* [TASK DESCRIPTION] A full and exact copy of the listing that follows is needed.

--- DATA EXTRACT Enclosed Below ---

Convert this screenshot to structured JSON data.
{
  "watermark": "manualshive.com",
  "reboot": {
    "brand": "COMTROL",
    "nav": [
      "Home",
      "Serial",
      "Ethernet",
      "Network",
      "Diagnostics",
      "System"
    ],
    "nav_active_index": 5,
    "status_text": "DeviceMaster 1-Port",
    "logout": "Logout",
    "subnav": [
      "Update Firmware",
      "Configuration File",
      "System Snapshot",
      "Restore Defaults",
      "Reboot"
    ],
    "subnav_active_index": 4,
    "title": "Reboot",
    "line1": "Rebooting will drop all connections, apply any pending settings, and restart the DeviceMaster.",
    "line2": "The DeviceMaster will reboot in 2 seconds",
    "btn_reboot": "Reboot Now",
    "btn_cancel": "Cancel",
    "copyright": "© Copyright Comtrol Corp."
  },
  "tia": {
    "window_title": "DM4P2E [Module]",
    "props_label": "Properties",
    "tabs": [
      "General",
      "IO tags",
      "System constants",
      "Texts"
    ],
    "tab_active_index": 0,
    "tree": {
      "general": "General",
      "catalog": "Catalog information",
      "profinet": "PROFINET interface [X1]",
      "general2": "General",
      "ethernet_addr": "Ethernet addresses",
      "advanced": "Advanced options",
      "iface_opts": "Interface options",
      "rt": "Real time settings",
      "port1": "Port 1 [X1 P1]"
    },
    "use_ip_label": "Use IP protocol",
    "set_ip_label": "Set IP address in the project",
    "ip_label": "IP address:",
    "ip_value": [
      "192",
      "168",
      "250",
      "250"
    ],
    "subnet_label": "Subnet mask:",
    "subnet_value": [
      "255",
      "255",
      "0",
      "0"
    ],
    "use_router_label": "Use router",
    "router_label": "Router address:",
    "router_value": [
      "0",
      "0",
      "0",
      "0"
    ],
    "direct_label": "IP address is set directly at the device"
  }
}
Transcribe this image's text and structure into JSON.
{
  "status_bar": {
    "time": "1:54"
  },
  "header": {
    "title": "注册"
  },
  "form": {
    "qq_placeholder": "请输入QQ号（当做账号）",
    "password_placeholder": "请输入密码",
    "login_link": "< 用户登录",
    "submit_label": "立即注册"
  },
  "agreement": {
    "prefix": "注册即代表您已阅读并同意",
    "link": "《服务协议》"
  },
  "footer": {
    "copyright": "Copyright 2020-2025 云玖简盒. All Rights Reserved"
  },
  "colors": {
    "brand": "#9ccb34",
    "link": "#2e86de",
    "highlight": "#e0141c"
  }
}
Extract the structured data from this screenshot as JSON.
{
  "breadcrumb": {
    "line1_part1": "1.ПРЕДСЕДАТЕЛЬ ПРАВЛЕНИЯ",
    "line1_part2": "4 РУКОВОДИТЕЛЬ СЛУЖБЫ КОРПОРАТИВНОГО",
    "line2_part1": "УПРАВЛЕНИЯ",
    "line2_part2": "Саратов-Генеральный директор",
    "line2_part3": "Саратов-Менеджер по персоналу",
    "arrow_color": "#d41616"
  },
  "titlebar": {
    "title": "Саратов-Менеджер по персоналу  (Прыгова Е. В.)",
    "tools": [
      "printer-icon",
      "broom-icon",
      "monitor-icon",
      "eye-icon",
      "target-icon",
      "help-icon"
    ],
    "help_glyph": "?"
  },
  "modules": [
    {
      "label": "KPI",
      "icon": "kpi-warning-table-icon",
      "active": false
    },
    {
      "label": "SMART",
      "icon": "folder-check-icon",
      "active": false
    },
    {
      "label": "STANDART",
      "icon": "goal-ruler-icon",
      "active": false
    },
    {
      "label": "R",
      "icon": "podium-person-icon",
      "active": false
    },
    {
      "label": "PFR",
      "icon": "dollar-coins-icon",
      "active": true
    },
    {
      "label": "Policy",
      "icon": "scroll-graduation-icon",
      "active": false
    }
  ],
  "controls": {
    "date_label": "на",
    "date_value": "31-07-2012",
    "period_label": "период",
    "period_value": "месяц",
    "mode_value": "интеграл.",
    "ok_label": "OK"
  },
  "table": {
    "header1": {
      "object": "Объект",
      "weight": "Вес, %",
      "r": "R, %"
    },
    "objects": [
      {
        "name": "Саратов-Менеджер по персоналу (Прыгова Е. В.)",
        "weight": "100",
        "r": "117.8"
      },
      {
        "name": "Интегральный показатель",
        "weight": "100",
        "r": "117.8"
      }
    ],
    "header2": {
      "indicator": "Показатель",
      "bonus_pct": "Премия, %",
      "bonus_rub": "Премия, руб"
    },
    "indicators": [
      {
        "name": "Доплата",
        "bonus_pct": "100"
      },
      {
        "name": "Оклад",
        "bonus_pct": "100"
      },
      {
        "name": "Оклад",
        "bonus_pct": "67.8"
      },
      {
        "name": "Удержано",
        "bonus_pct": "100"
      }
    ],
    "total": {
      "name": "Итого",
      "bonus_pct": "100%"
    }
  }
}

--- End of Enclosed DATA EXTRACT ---

* [REPLY TO THE EXERCISE]
Convert this screenshot to structured JSON data.
{
  "watermark": "manualshive.com",
  "reboot": {
    "brand": "COMTROL",
    "nav": [
      "Home",
      "Serial",
      "Ethernet",
      "Network",
      "Diagnostics",
      "System"
    ],
    "nav_active_index": 5,
    "status_text": "DeviceMaster 1-Port",
    "logout": "Logout",
    "subnav": [
      "Update Firmware",
      "Configuration File",
      "System Snapshot",
      "Restore Defaults",
      "Reboot"
    ],
    "subnav_active_index": 4,
    "title": "Reboot",
    "line1": "Rebooting will drop all connections, apply any pending settings, and restart the DeviceMaster.",
    "line2": "The DeviceMaster will reboot in 2 seconds",
    "btn_reboot": "Reboot Now",
    "btn_cancel": "Cancel",
    "copyright": "© Copyright Comtrol Corp."
  },
  "tia": {
    "window_title": "DM4P2E [Module]",
    "props_label": "Properties",
    "tabs": [
      "General",
      "IO tags",
      "System constants",
      "Texts"
    ],
    "tab_active_index": 0,
    "tree": {
      "general": "General",
      "catalog": "Catalog information",
      "profinet": "PROFINET interface [X1]",
      "general2": "General",
      "ethernet_addr": "Ethernet addresses",
      "advanced": "Advanced options",
      "iface_opts": "Interface options",
      "rt": "Real time settings",
      "port1": "Port 1 [X1 P1]"
    },
    "use_ip_label": "Use IP protocol",
    "set_ip_label": "Set IP address in the project",
    "ip_label": "IP address:",
    "ip_value": [
      "192",
      "168",
      "250",
      "250"
    ],
    "subnet_label": "Subnet mask:",
    "subnet_value": [
      "255",
      "255",
      "0",
      "0"
    ],
    "use_router_label": "Use router",
    "router_label": "Router address:",
    "router_value": [
      "0",
      "0",
      "0",
      "0"
    ],
    "direct_label": "IP address is set directly at the device"
  }
}
Transcribe this image's text and structure into JSON.
{
  "status_bar": {
    "time": "1:54"
  },
  "header": {
    "title": "注册"
  },
  "form": {
    "qq_placeholder": "请输入QQ号（当做账号）",
    "password_placeholder": "请输入密码",
    "login_link": "< 用户登录",
    "submit_label": "立即注册"
  },
  "agreement": {
    "prefix": "注册即代表您已阅读并同意",
    "link": "《服务协议》"
  },
  "footer": {
    "copyright": "Copyright 2020-2025 云玖简盒. All Rights Reserved"
  },
  "colors": {
    "brand": "#9ccb34",
    "link": "#2e86de",
    "highlight": "#e0141c"
  }
}
Extract the structured data from this screenshot as JSON.
{
  "breadcrumb": {
    "line1_part1": "1.ПРЕДСЕДАТЕЛЬ ПРАВЛЕНИЯ",
    "line1_part2": "4 РУКОВОДИТЕЛЬ СЛУЖБЫ КОРПОРАТИВНОГО",
    "line2_part1": "УПРАВЛЕНИЯ",
    "line2_part2": "Саратов-Генеральный директор",
    "line2_part3": "Саратов-Менеджер по персоналу",
    "arrow_color": "#d41616"
  },
  "titlebar": {
    "title": "Саратов-Менеджер по персоналу  (Прыгова Е. В.)",
    "tools": [
      "printer-icon",
      "broom-icon",
      "monitor-icon",
      "eye-icon",
      "target-icon",
      "help-icon"
    ],
    "help_glyph": "?"
  },
  "modules": [
    {
      "label": "KPI",
      "icon": "kpi-warning-table-icon",
      "active": false
    },
    {
      "label": "SMART",
      "icon": "folder-check-icon",
      "active": false
    },
    {
      "label": "STANDART",
      "icon": "goal-ruler-icon",
      "active": false
    },
    {
      "label": "R",
      "icon": "podium-person-icon",
      "active": false
    },
    {
      "label": "PFR",
      "icon": "dollar-coins-icon",
      "active": true
    },
    {
      "label": "Policy",
      "icon": "scroll-graduation-icon",
      "active": false
    }
  ],
  "controls": {
    "date_label": "на",
    "date_value": "31-07-2012",
    "period_label": "период",
    "period_value": "месяц",
    "mode_value": "интеграл.",
    "ok_label": "OK"
  },
  "table": {
    "header1": {
      "object": "Объект",
      "weight": "Вес, %",
      "r": "R, %"
    },
    "objects": [
      {
        "name": "Саратов-Менеджер по персоналу (Прыгова Е. В.)",
        "weight": "100",
        "r": "117.8"
      },
      {
        "name": "Интегральный показатель",
        "weight": "100",
        "r": "117.8"
      }
    ],
    "header2": {
      "indicator": "Показатель",
      "bonus_pct": "Премия, %",
      "bonus_rub": "Премия, руб"
    },
    "indicators": [
      {
        "name": "Доплата",
        "bonus_pct": "100"
      },
      {
        "name": "Оклад",
        "bonus_pct": "100"
      },
      {
        "name": "Оклад",
        "bonus_pct": "67.8"
      },
      {
        "name": "Удержано",
        "bonus_pct": "100"
      }
    ],
    "total": {
      "name": "Итого",
      "bonus_pct": "100%"
    }
  }
}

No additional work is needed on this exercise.